The academician noted that the agenda for the Russian-Chinese cooperation was far from being limited to gas issues. The two countries had mutual understanding not only in the economic sphere, but also in political and diplomatic, military strategic and humanitarian spheres.
Kokoshin said that a joint statement signed by Russian President Vladimir Putin and Chinese President Xi Jinping expressed “a number of very important positions on de-escalation of the crisis in Ukraine, enforcement of rights and freedoms of all citizens in that country and implementation of a constitutional reform in Ukraine.”
Gas contracts are very important indeed, but the issue is much broader, Kokoshin said.

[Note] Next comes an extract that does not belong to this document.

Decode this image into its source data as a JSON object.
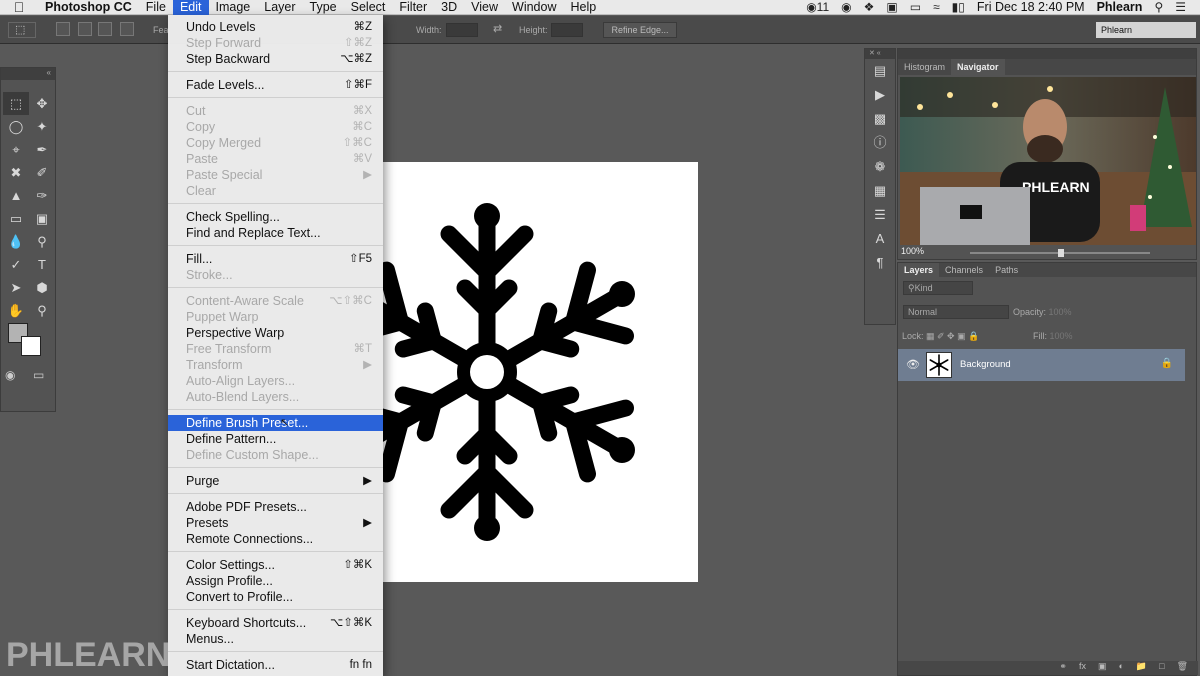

“Energy partnership agreements are of great importance for the development of Russia’s Far East and Eastern Siberia,” he said, adding that under these agreements there were plans to develop transport infrastructure in these regions and to design projects for the construction of new electric generating plants in Russia to increase energy supplies to China.